I’ve been knitting like an addict in my “free” time. I have the tote bag for Brian’s Mom done and one of the two handles knitted. Now I just have to finish the other handle and felt it! I have a lot of work to do on Brian’s slippers yet and have started a pair of socks for him as well. It is such a great hobby – I highly recommend it!

I’ve also borrowed a lot of books on Once A Month Cooking from the library, went grocery shopping today, and plan to make a bunch of meals to freeze tomorrow. The idea has interested me for a long time so I hope it works out. Any tips from the pros?

Even with the joys of spring I feel a teeny tiny bit sad that the lazier days of winter are over. There’s nothing lazy about summer on this farm! What about everyone else – are things getting hectic yet?

Knitting Socks

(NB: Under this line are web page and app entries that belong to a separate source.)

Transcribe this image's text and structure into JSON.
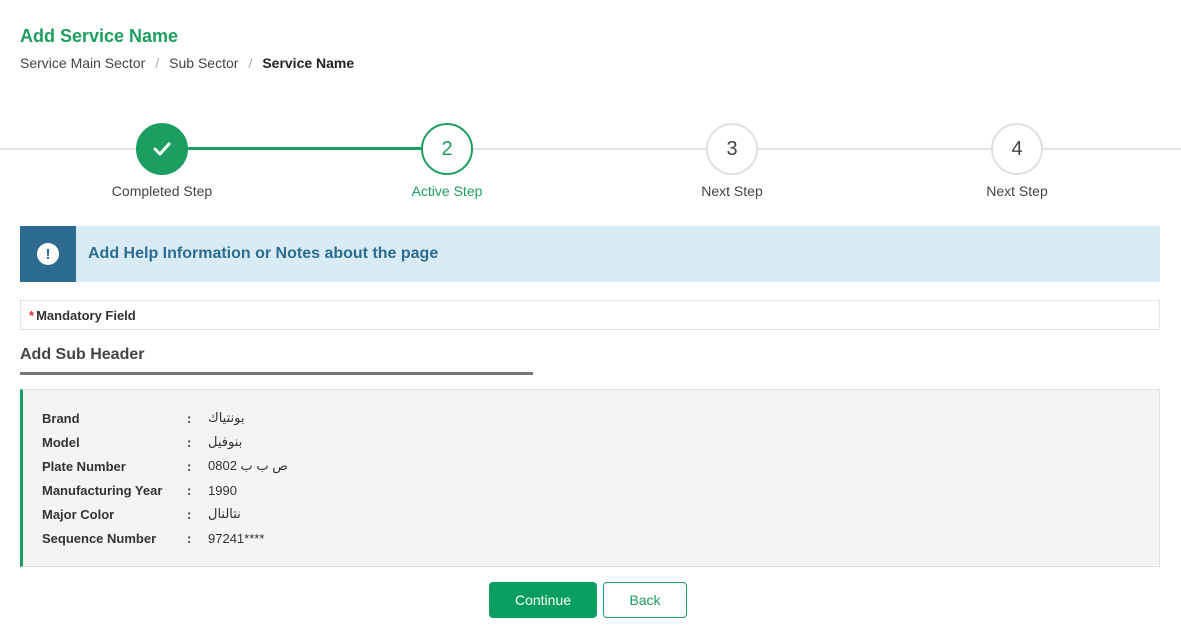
{
  "header": {
    "title": "Add Service Name",
    "breadcrumb": [
      "Service Main Sector",
      "Sub Sector",
      "Service Name"
    ]
  },
  "stepper": {
    "steps": [
      {
        "number": "",
        "label": "Completed Step",
        "state": "completed",
        "icon": "check-icon"
      },
      {
        "number": "2",
        "label": "Active Step",
        "state": "active"
      },
      {
        "number": "3",
        "label": "Next Step",
        "state": "next"
      },
      {
        "number": "4",
        "label": "Next Step",
        "state": "next"
      }
    ]
  },
  "help": {
    "icon": "exclamation-icon",
    "text": "Add Help Information or Notes about the page"
  },
  "mandatory": {
    "star": "*",
    "label": "Mandatory Field"
  },
  "sub_header": "Add Sub Header",
  "details": [
    {
      "label": "Brand",
      "separator": ":",
      "value": "بونتياك"
    },
    {
      "label": "Model",
      "separator": ":",
      "value": "بنوفيل"
    },
    {
      "label": "Plate Number",
      "separator": ":",
      "value": "ص ب ب 0802"
    },
    {
      "label": "Manufacturing Year",
      "separator": ":",
      "value": "1990"
    },
    {
      "label": "Major Color",
      "separator": ":",
      "value": "نتالنال"
    },
    {
      "label": "Sequence Number",
      "separator": ":",
      "value": "97241****"
    }
  ],
  "actions": {
    "continue_label": "Continue",
    "back_label": "Back"
  },
  "colors": {
    "accent_green": "#1b9e5f",
    "help_blue": "#2e6b90",
    "help_bg": "#d9ecf6"
  }
}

There has been a long running joke, or at least a funny saying, going on between my Mom and I. She tells everyone that her daughter is “growing” sheep, and she is learning to spin yarn and make socks from their wool. Everyone laughs and thinks that is the cutest thing, but it is true. My Mom took one step closer to her goal by attending a spinner’s meeting and learning the basics of that art. Now she really wants a spinning wheel but they are quite expensive. As another step on her path I surprised her with a gift certificate for Christmas. It covered the cost of a class where we are learning to knit socks! My best friend got the same gift and was also very excited to learn with us.

The first class was last Saturday and we had a blast! At first we all felt like fools as we tried to piece together the information we had learned from books, the internet, and each other. It is nice to learn all those little tips and jargon you can only get from a real professional. Our teacher, Faith, is just wonderful, and so is the shop where class is held.

In the above picture you can see how much progress I’m making. When I got the first sock to the stopping point I took a leap and started the next sock on my own. I’m not sure that it is perfectly right, but I’m enjoying the project even if I have to redo some of it. I’m quite sure that the second sock is one stitch wider than the first but I suppose that will be okay.

I told all my friends and family to expect gifts of homemade socks from now on. We have been to about a dozen weddings in the last couple years so when the dozen baby showers start up I’ll be all ready with lots of little baby socks. I’m already interested in another class on making slipper-type things, I’ll keep you posted.

What do you like to knit? Were you surprised at your abilities? How did you learn your hobbies?